I was no fool. I was not arguing this point. Having been selected by some divine intervention to be with Simone, I was shrewd enough to know when to cash in as a winner. And, of course, Simone had captured my heart. She does that. If you have the least bit of good in your soul, you can’t help loving Simone.
So, on that Thursday afternoon, I slipped out of my office early to attend the meeting of the County Medical Society. I had not been invited. The wife of the County Clerk was a hospital administrator. When I went to record a deed, he congratulated me on my wife’s award. I pretended I knew all about it.
My wife had not told me about the award or the meeting. As was her practice, she separated her family and professional life. So, I was crashing the affair. Normally, her not inviting me to a medical association meeting would have raised no questions in my mind.

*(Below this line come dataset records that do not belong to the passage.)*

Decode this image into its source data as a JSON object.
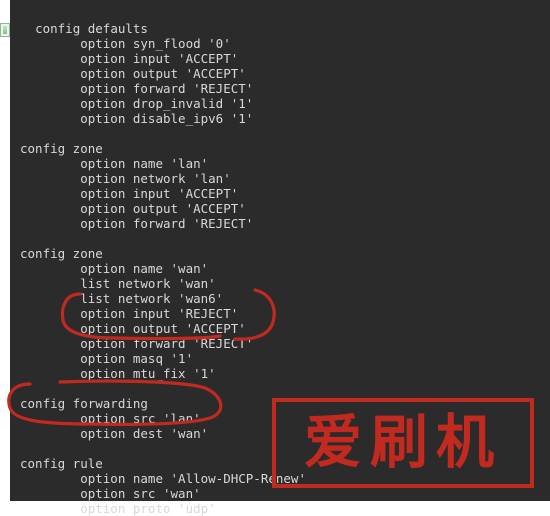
{
  "config_text": "config defaults\n        option syn_flood '0'\n        option input 'ACCEPT'\n        option output 'ACCEPT'\n        option forward 'REJECT'\n        option drop_invalid '1'\n        option disable_ipv6 '1'\n\nconfig zone\n        option name 'lan'\n        option network 'lan'\n        option input 'ACCEPT'\n        option output 'ACCEPT'\n        option forward 'REJECT'\n\nconfig zone\n        option name 'wan'\n        list network 'wan'\n        list network 'wan6'\n        option input 'REJECT'\n        option output 'ACCEPT'\n        option forward 'REJECT'\n        option masq '1'\n        option mtu_fix '1'\n\nconfig forwarding\n        option src 'lan'\n        option dest 'wan'\n\nconfig rule\n        option name 'Allow-DHCP-Renew'\n        option src 'wan'\n        option proto 'udp'",
  "watermark_text": "爱刷机",
  "annotation_color": "#c22a1f"
}
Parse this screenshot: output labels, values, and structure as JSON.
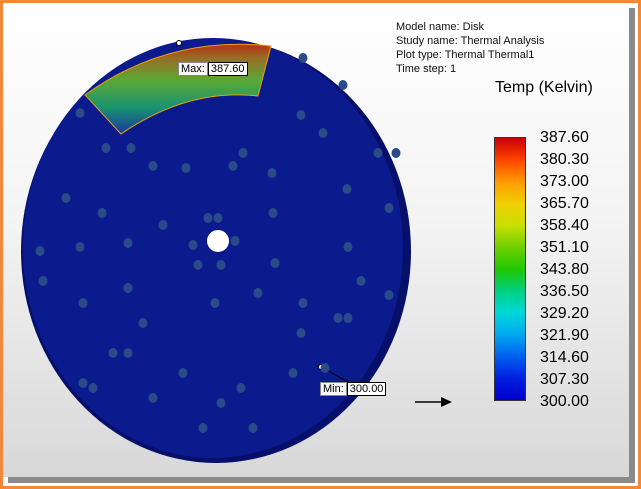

However, her failing to mention the award had elevated my eyebrows.
I wanted to see her get the award and hear her acceptance speech. I’m very proud of Simone. But since her return from abroad, she had been distant and reserved. Our former warm familiarity had been replaced by a wintery chill. At first, I saw it as a result of her fatigue. She returned to us a worn shadow of her former robust self. But as Simone regained her vigor, we did not regain our former passion. The woman had come back, but the wife was still traveling.

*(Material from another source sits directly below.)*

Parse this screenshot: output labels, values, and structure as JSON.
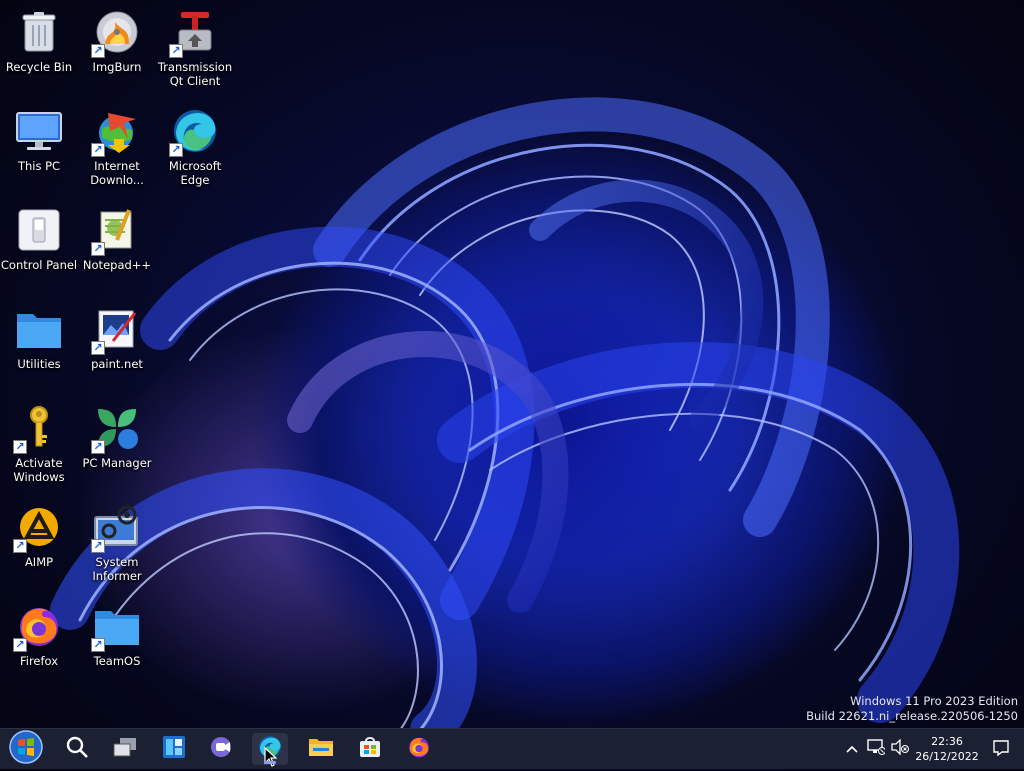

Simone seemed to regain her relationship with our daughters, Vicky, eight, and Beth, six, but with her husband, there seemed to exist some barrier she could not or would not cross. For three months, I waited for my wife to return to me. I missed her and the warm, loving relationship we had. Something had changed our relationship, but what it was I knew not. I was aware of nothing that would explain the current distance that had developed between my wife and myself.
I had stealthily entered the large banquet hall of the Gideon Hotel. Simone hadn’t begun to speak yet. The room was filled nearly to its capacity of fifteen hundred. In the back, I eased in next to the bar, which had been set up for the cocktail reception. The bartender had stopped serving when the speakers had begun; however, two tall, good-looking men still stood, leaning on the bar rail and nursing their drinks. One of them I recognized Tony Curoso, MD, a gynecologist at Memorial Hospital where Simone worked. The other had a swarthy complexion and a slicker appearance, but he was one handsome fellow. He wore an expensive tailored European-cut suit.
I assumed fancy suit was also a doctor. He had the appearance of a player, as did Curoso. The not-so-good doctor Curoso had never met a young nurse he did not want to bed, and he did not let a wedding ring deter him. I knew of several passes he had made at Simone, one of which was right in front of me. She had always shot him down, but he kept coming like the Energizer bunny.
I was behind them at the back end of the bar. They were facing into the room, as was I, and apparently, they didn’t see me. But I was close enough to hear their conversation without straining.
“I mean to get me some of the that,” said the man in the sharp suit as he nodded toward my wife.
Simone was approaching the podium to start her acceptance speech.
“Don’t let the red hair fool you; that is one frigid bitch,” Tony replied.
“Maybe once, but not anymore. I heard she spread it around rather wide in Africa. She was a very fiery number indeed,” said the second man.
“Well, that would be a big change, but that was over there,” said Tony.
“Yeah, but once they taste strange, they never go completely without,” Dr. Slick told Tony.
“Care to wager on it?” said Tony.
“Sure, how about we double what you owe me for that little fix job I did?” Mr. Slick said.
“Done, and just to make things interesting, I’ll take a run at her myself,” Tony said as they both gave a smug laugh.
.... There is more of this story ...